=== INSTRUCTIONS TO FOLLOW ===
Retype each line of the listing. Do not alter anything.

=== MATERIAL SUPPLIED ===

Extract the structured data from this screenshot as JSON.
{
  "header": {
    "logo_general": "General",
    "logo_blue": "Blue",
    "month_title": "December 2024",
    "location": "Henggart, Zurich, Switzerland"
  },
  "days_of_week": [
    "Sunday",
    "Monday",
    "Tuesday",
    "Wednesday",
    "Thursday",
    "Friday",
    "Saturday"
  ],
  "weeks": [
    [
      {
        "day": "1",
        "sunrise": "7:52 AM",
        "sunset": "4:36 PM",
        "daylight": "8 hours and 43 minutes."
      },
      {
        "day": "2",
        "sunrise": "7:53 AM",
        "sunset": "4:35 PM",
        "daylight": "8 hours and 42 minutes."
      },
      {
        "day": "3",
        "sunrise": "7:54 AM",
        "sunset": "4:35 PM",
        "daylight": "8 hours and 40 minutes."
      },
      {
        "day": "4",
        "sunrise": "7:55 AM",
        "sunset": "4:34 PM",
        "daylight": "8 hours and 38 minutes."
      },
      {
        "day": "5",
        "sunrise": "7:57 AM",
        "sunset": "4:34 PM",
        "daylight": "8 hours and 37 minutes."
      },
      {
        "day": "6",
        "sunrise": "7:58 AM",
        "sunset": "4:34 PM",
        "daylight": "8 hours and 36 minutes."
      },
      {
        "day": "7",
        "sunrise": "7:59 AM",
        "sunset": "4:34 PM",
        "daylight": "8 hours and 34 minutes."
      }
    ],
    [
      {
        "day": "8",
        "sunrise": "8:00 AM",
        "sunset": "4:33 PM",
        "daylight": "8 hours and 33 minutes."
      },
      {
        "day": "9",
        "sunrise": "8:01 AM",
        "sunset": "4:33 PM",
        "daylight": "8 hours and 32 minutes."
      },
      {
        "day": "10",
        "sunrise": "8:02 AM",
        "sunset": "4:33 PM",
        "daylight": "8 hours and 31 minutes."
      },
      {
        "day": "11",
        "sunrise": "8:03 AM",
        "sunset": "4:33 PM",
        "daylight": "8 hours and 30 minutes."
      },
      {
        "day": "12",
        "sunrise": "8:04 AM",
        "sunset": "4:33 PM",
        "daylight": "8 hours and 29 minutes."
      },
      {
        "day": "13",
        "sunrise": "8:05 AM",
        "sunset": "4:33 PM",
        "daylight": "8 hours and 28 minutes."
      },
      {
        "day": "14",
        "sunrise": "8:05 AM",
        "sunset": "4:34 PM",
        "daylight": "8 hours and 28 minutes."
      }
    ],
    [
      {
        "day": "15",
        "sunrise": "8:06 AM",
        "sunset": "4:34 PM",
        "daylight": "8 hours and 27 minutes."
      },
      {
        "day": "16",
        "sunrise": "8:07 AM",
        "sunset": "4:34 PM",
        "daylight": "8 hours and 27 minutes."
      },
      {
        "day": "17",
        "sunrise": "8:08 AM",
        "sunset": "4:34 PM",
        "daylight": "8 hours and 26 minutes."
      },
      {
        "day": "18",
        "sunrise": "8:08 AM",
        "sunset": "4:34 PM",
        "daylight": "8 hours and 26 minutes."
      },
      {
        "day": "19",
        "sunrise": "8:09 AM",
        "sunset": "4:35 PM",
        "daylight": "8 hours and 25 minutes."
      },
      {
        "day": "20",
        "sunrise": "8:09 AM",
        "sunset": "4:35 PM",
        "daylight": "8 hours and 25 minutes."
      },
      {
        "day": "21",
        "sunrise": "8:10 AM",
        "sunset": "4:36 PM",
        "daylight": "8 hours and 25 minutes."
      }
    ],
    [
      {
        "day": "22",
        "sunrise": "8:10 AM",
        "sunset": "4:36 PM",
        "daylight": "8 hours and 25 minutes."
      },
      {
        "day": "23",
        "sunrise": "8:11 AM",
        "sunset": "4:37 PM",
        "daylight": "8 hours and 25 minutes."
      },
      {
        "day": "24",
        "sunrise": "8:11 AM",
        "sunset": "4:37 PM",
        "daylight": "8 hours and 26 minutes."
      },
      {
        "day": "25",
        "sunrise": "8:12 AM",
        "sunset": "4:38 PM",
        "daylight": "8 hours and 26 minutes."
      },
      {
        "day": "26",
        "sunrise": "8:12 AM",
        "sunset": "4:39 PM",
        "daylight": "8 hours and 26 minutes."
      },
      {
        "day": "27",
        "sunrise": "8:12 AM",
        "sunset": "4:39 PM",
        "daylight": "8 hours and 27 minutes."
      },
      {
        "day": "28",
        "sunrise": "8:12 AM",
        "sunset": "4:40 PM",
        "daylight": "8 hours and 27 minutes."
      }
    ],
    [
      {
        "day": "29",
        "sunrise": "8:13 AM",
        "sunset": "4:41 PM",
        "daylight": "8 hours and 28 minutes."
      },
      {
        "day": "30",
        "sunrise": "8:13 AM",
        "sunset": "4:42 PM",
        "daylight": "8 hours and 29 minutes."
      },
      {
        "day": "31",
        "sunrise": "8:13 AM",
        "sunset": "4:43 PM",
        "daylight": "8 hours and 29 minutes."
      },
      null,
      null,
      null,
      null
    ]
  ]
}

=== ANSWER FOR THIS EXERCISE ===
Extract the structured data from this screenshot as JSON.
{
  "header": {
    "logo_general": "General",
    "logo_blue": "Blue",
    "month_title": "December 2024",
    "location": "Henggart, Zurich, Switzerland"
  },
  "days_of_week": [
    "Sunday",
    "Monday",
    "Tuesday",
    "Wednesday",
    "Thursday",
    "Friday",
    "Saturday"
  ],
  "weeks": [
    [
      {
        "day": "1",
        "sunrise": "7:52 AM",
        "sunset": "4:36 PM",
        "daylight": "8 hours and 43 minutes."
      },
      {
        "day": "2",
        "sunrise": "7:53 AM",
        "sunset": "4:35 PM",
        "daylight": "8 hours and 42 minutes."
      },
      {
        "day": "3",
        "sunrise": "7:54 AM",
        "sunset": "4:35 PM",
        "daylight": "8 hours and 40 minutes."
      },
      {
        "day": "4",
        "sunrise": "7:55 AM",
        "sunset": "4:34 PM",
        "daylight": "8 hours and 38 minutes."
      },
      {
        "day": "5",
        "sunrise": "7:57 AM",
        "sunset": "4:34 PM",
        "daylight": "8 hours and 37 minutes."
      },
      {
        "day": "6",
        "sunrise": "7:58 AM",
        "sunset": "4:34 PM",
        "daylight": "8 hours and 36 minutes."
      },
      {
        "day": "7",
        "sunrise": "7:59 AM",
        "sunset": "4:34 PM",
        "daylight": "8 hours and 34 minutes."
      }
    ],
    [
      {
        "day": "8",
        "sunrise": "8:00 AM",
        "sunset": "4:33 PM",
        "daylight": "8 hours and 33 minutes."
      },
      {
        "day": "9",
        "sunrise": "8:01 AM",
        "sunset": "4:33 PM",
        "daylight": "8 hours and 32 minutes."
      },
      {
        "day": "10",
        "sunrise": "8:02 AM",
        "sunset": "4:33 PM",
        "daylight": "8 hours and 31 minutes."
      },
      {
        "day": "11",
        "sunrise": "8:03 AM",
        "sunset": "4:33 PM",
        "daylight": "8 hours and 30 minutes."
      },
      {
        "day": "12",
        "sunrise": "8:04 AM",
        "sunset": "4:33 PM",
        "daylight": "8 hours and 29 minutes."
      },
      {
        "day": "13",
        "sunrise": "8:05 AM",
        "sunset": "4:33 PM",
        "daylight": "8 hours and 28 minutes."
      },
      {
        "day": "14",
        "sunrise": "8:05 AM",
        "sunset": "4:34 PM",
        "daylight": "8 hours and 28 minutes."
      }
    ],
    [
      {
        "day": "15",
        "sunrise": "8:06 AM",
        "sunset": "4:34 PM",
        "daylight": "8 hours and 27 minutes."
      },
      {
        "day": "16",
        "sunrise": "8:07 AM",
        "sunset": "4:34 PM",
        "daylight": "8 hours and 27 minutes."
      },
      {
        "day": "17",
        "sunrise": "8:08 AM",
        "sunset": "4:34 PM",
        "daylight": "8 hours and 26 minutes."
      },
      {
        "day": "18",
        "sunrise": "8:08 AM",
        "sunset": "4:34 PM",
        "daylight": "8 hours and 26 minutes."
      },
      {
        "day": "19",
        "sunrise": "8:09 AM",
        "sunset": "4:35 PM",
        "daylight": "8 hours and 25 minutes."
      },
      {
        "day": "20",
        "sunrise": "8:09 AM",
        "sunset": "4:35 PM",
        "daylight": "8 hours and 25 minutes."
      },
      {
        "day": "21",
        "sunrise": "8:10 AM",
        "sunset": "4:36 PM",
        "daylight": "8 hours and 25 minutes."
      }
    ],
    [
      {
        "day": "22",
        "sunrise": "8:10 AM",
        "sunset": "4:36 PM",
        "daylight": "8 hours and 25 minutes."
      },
      {
        "day": "23",
        "sunrise": "8:11 AM",
        "sunset": "4:37 PM",
        "daylight": "8 hours and 25 minutes."
      },
      {
        "day": "24",
        "sunrise": "8:11 AM",
        "sunset": "4:37 PM",
        "daylight": "8 hours and 26 minutes."
      },
      {
        "day": "25",
        "sunrise": "8:12 AM",
        "sunset": "4:38 PM",
        "daylight": "8 hours and 26 minutes."
      },
      {
        "day": "26",
        "sunrise": "8:12 AM",
        "sunset": "4:39 PM",
        "daylight": "8 hours and 26 minutes."
      },
      {
        "day": "27",
        "sunrise": "8:12 AM",
        "sunset": "4:39 PM",
        "daylight": "8 hours and 27 minutes."
      },
      {
        "day": "28",
        "sunrise": "8:12 AM",
        "sunset": "4:40 PM",
        "daylight": "8 hours and 27 minutes."
      }
    ],
    [
      {
        "day": "29",
        "sunrise": "8:13 AM",
        "sunset": "4:41 PM",
        "daylight": "8 hours and 28 minutes."
      },
      {
        "day": "30",
        "sunrise": "8:13 AM",
        "sunset": "4:42 PM",
        "daylight": "8 hours and 29 minutes."
      },
      {
        "day": "31",
        "sunrise": "8:13 AM",
        "sunset": "4:43 PM",
        "daylight": "8 hours and 29 minutes."
      },
      null,
      null,
      null,
      null
    ]
  ]
}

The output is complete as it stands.